Brands that don’t make it easy to access products and services don’t stand a chance.
Follow Kathleen and Krista atWe R Gen Z and find them on social media. If you’re a brand seeking custom research, email them at firstname.lastname@example.org. You can also find Kathleen on LinkedIn or @kathleenhessert on social media.
This episode is brought to you in part by prospect.io, a powerful sales automation platform that allows you to build highly personalized, cold email campaigns. To learn more, go to prospect.io/tse. It will help you with your outbound to expand your outreach and it allows you to set it and forget it. Your prospecting will never ever be the same.
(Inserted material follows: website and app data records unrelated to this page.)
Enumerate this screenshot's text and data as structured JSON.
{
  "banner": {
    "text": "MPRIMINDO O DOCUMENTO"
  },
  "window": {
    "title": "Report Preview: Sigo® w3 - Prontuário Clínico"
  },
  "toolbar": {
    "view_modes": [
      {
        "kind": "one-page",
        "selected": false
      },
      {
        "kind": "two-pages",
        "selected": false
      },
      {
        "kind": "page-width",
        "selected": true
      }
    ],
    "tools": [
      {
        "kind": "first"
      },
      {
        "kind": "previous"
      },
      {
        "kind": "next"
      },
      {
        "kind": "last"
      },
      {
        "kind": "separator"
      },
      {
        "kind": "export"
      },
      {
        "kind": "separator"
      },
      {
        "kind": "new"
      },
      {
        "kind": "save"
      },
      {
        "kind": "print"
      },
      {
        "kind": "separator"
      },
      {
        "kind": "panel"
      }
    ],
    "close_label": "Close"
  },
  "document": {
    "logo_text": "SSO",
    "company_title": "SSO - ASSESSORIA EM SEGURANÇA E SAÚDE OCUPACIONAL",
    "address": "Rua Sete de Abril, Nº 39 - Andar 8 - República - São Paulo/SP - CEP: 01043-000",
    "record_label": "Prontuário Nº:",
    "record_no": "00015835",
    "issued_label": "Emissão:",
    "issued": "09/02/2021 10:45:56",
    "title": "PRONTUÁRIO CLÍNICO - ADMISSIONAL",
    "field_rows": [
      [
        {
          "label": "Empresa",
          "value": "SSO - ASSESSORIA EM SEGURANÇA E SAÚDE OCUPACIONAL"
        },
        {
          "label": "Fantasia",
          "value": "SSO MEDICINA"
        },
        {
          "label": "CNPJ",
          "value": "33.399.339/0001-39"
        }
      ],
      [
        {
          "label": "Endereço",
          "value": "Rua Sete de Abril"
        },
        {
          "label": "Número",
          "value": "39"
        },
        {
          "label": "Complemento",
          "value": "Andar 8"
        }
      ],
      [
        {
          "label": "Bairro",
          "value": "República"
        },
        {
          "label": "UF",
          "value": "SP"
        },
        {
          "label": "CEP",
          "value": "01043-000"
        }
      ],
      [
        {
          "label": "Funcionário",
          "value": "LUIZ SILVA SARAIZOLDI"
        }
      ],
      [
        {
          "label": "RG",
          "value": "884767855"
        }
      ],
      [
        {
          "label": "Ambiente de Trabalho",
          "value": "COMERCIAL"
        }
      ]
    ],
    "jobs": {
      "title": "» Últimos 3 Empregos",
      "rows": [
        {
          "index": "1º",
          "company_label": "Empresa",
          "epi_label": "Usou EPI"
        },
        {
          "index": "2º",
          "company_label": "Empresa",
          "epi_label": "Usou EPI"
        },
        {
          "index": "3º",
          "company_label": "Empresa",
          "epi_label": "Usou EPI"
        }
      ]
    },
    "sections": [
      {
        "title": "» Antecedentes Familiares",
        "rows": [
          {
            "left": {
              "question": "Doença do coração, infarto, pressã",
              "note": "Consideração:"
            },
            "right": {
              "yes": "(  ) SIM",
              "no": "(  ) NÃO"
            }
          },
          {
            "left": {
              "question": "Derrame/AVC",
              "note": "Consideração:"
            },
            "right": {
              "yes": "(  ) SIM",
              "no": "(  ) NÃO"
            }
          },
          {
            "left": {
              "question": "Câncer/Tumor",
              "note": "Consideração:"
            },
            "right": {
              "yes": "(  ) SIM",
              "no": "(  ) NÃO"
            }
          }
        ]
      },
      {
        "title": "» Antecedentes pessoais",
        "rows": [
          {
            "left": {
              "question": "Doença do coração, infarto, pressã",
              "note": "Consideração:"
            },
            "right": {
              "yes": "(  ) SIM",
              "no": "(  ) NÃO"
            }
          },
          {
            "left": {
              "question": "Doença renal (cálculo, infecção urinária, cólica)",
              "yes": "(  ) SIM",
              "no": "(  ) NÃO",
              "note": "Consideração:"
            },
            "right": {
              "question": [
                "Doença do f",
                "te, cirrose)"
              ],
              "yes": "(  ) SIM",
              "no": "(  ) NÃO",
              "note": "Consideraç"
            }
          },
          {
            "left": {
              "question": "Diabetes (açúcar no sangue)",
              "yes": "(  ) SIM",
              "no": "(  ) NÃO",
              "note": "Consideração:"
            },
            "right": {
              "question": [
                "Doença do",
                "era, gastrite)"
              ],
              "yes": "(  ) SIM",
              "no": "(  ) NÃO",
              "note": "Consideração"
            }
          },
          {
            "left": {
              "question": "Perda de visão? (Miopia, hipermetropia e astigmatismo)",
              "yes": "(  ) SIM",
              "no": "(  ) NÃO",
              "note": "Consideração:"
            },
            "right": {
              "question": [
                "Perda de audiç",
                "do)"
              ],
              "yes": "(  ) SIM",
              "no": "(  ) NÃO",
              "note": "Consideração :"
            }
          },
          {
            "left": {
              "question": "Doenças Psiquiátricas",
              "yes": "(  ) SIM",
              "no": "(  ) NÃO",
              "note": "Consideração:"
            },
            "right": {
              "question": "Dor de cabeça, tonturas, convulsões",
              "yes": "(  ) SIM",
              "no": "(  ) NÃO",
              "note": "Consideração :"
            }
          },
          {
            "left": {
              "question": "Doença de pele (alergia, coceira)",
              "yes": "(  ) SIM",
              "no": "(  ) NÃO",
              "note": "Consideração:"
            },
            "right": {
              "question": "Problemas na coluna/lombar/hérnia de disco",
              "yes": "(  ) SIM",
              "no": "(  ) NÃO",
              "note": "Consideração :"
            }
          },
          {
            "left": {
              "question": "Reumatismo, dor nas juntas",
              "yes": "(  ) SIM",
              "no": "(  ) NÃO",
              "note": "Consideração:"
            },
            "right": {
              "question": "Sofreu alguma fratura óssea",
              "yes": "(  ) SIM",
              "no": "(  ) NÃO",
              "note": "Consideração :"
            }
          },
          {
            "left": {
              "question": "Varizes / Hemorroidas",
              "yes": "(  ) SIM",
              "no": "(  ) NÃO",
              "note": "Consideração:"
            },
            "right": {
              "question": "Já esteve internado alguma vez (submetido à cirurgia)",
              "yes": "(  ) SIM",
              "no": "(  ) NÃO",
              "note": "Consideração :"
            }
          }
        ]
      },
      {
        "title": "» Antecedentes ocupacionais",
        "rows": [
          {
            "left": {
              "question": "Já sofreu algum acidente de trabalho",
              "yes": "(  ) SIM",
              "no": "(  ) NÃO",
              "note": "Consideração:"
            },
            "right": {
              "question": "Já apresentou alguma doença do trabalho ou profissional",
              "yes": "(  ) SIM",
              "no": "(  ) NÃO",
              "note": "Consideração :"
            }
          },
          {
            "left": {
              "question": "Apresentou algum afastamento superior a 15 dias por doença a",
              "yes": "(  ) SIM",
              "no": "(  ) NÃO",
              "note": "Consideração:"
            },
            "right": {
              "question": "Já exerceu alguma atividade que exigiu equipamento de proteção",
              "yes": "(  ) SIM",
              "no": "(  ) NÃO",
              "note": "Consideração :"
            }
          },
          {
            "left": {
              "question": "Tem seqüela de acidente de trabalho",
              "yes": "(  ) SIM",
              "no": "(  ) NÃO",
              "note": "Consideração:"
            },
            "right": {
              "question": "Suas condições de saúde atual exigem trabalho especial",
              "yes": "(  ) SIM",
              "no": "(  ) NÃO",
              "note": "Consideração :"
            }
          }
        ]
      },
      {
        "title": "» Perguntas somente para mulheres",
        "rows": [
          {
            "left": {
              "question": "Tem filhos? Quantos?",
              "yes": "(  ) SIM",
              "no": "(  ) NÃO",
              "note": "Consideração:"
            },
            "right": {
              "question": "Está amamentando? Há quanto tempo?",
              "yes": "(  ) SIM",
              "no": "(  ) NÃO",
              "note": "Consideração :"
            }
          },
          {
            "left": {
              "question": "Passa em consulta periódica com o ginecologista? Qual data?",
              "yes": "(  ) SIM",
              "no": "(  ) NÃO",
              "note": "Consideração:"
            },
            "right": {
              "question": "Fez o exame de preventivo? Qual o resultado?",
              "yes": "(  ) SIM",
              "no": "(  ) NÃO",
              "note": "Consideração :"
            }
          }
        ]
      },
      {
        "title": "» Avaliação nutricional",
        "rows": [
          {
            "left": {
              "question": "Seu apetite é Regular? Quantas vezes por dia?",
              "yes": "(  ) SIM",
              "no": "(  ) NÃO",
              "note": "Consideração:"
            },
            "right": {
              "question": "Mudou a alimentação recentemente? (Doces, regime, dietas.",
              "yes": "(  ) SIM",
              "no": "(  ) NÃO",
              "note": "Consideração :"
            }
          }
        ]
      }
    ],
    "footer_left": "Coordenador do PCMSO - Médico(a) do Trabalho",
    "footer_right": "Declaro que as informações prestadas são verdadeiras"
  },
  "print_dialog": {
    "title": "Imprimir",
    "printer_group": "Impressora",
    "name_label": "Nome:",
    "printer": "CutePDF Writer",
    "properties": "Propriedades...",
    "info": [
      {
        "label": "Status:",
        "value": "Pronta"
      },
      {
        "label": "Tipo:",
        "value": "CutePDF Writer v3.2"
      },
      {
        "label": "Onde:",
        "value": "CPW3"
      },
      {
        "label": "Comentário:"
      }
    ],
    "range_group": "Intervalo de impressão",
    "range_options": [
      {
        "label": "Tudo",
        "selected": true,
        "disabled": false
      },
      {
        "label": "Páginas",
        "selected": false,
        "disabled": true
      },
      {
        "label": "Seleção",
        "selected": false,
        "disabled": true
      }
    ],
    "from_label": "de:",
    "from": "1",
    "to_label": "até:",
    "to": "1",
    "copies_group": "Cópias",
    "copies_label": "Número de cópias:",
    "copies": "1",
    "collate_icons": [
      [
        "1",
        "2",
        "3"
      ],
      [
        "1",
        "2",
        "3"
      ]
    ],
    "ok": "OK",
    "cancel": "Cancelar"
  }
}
We’ll use prospect.io in the upcoming semester of TSE Hustler’s League to focus on prospecting. We’ll give you insights and tools that will help you gain new customers. In addition, we’ll provide training and strategies that you can implement today to ensure constant flow in your pipeline.
Check out our new semester of The Sales Evangelist Hustler’s League. We’re taking applications for the semester beginning in January, and we can only take a limited number of people.
This episode is brought to you in part by mailtag.io, a Chrome browser extension for Gmail that allows you to track and schedule your emails. It’s super easy, it’s helpful, and I recommend that you try it out.
I hope you enjoyed the show today as much as I did. If so, please consider leaving us a rating on Apple Podcast, Google Podcast, Stitcher, or wherever you consume this content and share it with someone else who might benefit from our message. It helps others find our message and improves our visibility.
If you haven’t already done so, subscribe to the podcast so you won’t miss a single episode, and share with your friends!